- _Required action_
Give the number of lines in the material below that contain the word "parameters". No other content is needed.

★ ★ ★ ★ ★ ★ ★

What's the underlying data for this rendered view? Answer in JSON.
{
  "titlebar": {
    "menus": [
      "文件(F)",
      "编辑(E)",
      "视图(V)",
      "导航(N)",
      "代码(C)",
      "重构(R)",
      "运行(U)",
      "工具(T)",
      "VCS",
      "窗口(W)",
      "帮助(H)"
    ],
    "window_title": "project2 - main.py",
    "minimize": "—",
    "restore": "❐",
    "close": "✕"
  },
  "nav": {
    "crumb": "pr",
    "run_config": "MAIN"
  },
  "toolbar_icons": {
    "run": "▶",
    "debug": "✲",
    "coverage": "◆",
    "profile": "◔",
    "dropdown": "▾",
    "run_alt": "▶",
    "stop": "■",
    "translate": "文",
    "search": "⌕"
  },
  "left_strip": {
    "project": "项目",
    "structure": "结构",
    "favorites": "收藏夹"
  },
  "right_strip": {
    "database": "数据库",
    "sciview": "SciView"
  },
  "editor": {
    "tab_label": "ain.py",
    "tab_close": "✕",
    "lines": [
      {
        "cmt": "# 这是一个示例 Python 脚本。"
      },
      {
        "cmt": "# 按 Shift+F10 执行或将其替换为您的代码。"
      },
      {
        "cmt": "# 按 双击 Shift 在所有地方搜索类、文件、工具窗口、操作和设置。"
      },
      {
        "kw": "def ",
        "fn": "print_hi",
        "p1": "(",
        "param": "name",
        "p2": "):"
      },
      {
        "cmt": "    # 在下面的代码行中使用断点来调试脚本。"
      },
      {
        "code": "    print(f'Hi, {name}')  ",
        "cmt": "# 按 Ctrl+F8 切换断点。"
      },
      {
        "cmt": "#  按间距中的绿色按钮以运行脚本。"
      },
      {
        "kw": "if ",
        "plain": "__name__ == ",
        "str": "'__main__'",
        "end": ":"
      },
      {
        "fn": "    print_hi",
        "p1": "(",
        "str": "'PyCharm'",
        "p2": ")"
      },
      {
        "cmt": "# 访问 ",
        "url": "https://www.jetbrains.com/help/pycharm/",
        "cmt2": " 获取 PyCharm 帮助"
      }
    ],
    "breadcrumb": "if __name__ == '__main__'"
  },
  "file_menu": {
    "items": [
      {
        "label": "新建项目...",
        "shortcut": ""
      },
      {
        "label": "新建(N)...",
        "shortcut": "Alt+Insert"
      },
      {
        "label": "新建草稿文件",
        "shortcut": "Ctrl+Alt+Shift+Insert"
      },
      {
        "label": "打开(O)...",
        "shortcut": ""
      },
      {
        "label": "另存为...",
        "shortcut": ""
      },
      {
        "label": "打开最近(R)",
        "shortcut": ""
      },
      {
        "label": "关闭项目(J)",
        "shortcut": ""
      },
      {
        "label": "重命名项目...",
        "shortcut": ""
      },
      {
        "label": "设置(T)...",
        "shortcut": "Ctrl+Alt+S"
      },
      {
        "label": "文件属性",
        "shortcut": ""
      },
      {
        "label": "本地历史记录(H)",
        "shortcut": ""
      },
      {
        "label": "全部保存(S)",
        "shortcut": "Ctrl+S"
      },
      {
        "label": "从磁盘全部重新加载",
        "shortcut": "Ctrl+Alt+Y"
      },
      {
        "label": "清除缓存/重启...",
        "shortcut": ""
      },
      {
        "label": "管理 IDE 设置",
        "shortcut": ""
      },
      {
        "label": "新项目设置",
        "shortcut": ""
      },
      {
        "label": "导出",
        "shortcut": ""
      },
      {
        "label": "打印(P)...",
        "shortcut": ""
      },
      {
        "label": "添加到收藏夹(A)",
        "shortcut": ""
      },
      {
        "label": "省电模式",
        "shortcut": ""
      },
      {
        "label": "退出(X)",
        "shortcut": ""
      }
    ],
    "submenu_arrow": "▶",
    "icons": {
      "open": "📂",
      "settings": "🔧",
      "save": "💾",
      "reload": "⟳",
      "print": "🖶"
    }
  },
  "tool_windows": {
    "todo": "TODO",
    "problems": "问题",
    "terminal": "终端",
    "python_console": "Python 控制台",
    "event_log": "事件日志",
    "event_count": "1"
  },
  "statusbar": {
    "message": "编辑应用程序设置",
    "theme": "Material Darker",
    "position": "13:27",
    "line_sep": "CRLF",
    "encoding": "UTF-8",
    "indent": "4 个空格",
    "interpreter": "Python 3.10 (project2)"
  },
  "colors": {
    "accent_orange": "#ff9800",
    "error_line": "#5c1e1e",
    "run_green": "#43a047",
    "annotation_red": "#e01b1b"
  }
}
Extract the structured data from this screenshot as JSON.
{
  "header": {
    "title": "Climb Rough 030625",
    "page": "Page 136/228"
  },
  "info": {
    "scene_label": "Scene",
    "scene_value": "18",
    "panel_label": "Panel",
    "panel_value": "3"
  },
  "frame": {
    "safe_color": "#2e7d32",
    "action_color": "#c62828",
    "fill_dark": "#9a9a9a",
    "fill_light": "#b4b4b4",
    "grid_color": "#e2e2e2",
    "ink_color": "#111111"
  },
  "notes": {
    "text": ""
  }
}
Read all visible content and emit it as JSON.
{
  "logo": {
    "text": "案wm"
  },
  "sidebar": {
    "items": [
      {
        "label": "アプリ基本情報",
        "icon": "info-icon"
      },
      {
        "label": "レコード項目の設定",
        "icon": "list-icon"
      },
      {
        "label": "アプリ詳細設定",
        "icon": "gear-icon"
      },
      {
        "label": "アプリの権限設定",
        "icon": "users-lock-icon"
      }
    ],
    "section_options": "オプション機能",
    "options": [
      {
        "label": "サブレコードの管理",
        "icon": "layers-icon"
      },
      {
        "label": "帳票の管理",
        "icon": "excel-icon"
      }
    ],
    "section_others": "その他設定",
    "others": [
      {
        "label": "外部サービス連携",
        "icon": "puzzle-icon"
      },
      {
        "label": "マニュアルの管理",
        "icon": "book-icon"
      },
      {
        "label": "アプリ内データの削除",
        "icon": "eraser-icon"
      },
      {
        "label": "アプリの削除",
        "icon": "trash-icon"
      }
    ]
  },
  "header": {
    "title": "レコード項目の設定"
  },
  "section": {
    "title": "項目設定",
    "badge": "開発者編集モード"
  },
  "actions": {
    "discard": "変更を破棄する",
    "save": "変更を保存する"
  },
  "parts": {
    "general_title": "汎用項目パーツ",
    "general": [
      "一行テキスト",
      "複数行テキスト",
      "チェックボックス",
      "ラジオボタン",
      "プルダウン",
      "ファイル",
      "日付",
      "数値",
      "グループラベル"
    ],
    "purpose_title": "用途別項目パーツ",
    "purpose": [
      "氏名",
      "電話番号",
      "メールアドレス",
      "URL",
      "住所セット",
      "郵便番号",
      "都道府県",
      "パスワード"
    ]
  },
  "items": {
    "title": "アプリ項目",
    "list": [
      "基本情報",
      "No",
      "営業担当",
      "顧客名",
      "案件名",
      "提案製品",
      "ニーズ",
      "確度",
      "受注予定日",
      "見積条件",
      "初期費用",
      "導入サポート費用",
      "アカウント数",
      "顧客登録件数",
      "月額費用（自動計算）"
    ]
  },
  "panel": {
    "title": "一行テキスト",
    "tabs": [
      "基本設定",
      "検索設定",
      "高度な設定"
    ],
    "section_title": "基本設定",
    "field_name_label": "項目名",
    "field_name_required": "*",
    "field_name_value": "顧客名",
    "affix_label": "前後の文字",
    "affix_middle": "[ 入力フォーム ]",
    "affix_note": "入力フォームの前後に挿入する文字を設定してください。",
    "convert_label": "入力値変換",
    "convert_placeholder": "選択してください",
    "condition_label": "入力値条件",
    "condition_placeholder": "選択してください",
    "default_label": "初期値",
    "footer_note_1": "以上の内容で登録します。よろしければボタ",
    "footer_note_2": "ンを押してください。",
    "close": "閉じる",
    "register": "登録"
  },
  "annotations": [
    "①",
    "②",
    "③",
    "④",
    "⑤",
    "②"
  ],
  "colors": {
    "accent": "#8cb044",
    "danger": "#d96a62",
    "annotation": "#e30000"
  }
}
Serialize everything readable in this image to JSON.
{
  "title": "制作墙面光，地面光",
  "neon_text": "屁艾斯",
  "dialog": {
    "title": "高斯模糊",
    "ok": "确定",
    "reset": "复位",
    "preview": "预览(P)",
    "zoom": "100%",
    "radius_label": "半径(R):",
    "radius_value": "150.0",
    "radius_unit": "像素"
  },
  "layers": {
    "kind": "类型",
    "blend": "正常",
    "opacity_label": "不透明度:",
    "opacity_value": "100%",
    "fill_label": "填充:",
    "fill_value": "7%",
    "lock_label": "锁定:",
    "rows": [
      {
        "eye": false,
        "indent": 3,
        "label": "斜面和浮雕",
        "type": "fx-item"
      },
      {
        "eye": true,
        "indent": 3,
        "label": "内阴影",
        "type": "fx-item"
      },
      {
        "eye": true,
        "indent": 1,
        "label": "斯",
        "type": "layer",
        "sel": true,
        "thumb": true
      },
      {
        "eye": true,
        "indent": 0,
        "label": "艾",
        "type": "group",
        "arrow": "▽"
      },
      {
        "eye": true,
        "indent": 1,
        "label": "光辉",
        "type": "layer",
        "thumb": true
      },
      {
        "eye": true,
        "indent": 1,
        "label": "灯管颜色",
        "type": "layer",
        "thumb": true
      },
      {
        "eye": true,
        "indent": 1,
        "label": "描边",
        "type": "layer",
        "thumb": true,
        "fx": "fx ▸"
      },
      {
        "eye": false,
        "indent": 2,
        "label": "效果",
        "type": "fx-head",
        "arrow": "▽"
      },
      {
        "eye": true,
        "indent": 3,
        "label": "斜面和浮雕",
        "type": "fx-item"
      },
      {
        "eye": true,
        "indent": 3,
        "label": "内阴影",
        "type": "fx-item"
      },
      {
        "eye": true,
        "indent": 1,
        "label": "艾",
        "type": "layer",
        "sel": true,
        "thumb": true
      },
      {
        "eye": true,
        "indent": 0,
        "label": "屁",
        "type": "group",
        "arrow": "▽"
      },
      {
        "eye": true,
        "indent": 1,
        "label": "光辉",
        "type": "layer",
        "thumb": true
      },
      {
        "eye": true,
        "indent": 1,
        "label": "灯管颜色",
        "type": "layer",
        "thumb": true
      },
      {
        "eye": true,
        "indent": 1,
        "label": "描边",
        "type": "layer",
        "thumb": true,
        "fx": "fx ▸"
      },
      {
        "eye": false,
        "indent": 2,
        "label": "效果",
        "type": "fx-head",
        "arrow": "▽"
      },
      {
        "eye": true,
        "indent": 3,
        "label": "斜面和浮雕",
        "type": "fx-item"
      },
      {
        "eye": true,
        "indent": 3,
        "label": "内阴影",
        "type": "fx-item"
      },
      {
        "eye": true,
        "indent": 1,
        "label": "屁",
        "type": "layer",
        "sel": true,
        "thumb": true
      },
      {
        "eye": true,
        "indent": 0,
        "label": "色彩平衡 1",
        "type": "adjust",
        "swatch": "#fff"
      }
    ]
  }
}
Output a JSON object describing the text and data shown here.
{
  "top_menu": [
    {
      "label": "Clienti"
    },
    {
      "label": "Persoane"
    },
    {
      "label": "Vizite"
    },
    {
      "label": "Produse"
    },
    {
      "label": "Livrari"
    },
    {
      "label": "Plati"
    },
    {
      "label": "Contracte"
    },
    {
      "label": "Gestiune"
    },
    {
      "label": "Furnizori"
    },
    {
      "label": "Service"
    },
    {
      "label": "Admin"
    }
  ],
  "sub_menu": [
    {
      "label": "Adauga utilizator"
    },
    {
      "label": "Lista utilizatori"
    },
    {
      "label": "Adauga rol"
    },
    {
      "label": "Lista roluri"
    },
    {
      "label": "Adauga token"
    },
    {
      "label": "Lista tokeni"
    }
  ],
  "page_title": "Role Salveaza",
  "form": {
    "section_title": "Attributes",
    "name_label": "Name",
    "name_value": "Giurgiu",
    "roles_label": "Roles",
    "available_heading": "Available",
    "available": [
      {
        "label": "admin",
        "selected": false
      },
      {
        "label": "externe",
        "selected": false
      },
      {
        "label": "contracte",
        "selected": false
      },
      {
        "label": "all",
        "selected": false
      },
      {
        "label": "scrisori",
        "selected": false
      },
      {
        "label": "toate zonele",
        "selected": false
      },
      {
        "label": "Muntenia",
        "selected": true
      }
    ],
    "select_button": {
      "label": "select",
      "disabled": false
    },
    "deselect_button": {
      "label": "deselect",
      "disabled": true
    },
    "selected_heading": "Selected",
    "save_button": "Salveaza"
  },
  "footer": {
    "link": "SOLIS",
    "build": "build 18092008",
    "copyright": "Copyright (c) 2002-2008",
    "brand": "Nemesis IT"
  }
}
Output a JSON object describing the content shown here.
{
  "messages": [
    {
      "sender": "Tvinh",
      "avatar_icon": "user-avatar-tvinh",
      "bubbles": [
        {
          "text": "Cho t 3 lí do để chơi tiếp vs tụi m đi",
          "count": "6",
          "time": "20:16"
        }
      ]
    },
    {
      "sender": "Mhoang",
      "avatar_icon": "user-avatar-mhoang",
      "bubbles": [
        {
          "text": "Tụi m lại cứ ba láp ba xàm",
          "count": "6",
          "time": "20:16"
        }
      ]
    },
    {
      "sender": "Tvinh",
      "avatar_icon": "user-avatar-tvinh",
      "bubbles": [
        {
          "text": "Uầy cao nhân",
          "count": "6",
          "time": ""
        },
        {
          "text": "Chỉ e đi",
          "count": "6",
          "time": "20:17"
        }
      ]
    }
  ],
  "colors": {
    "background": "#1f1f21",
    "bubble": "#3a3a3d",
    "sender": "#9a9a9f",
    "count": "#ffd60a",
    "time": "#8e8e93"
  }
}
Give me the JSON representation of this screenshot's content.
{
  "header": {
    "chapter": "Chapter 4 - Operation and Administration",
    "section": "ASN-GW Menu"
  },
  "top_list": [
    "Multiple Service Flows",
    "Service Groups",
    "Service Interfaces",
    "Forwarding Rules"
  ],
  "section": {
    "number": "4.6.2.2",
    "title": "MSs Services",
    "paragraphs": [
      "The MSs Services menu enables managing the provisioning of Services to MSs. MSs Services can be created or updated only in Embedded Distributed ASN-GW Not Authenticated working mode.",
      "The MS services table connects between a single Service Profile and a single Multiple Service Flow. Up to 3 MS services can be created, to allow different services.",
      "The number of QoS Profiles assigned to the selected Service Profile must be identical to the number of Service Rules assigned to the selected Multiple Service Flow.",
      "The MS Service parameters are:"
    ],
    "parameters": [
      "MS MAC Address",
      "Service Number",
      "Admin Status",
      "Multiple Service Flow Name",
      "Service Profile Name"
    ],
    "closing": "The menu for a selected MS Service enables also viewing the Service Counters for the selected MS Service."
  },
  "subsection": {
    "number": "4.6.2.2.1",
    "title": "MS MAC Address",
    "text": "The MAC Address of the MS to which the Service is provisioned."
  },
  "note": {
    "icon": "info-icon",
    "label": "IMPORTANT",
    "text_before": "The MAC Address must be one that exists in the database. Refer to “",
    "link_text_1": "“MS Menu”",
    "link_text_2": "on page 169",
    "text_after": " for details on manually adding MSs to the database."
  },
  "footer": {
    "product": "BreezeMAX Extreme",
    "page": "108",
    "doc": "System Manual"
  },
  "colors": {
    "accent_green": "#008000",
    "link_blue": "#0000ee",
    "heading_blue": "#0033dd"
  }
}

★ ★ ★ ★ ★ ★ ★

- _Exercise answer_
2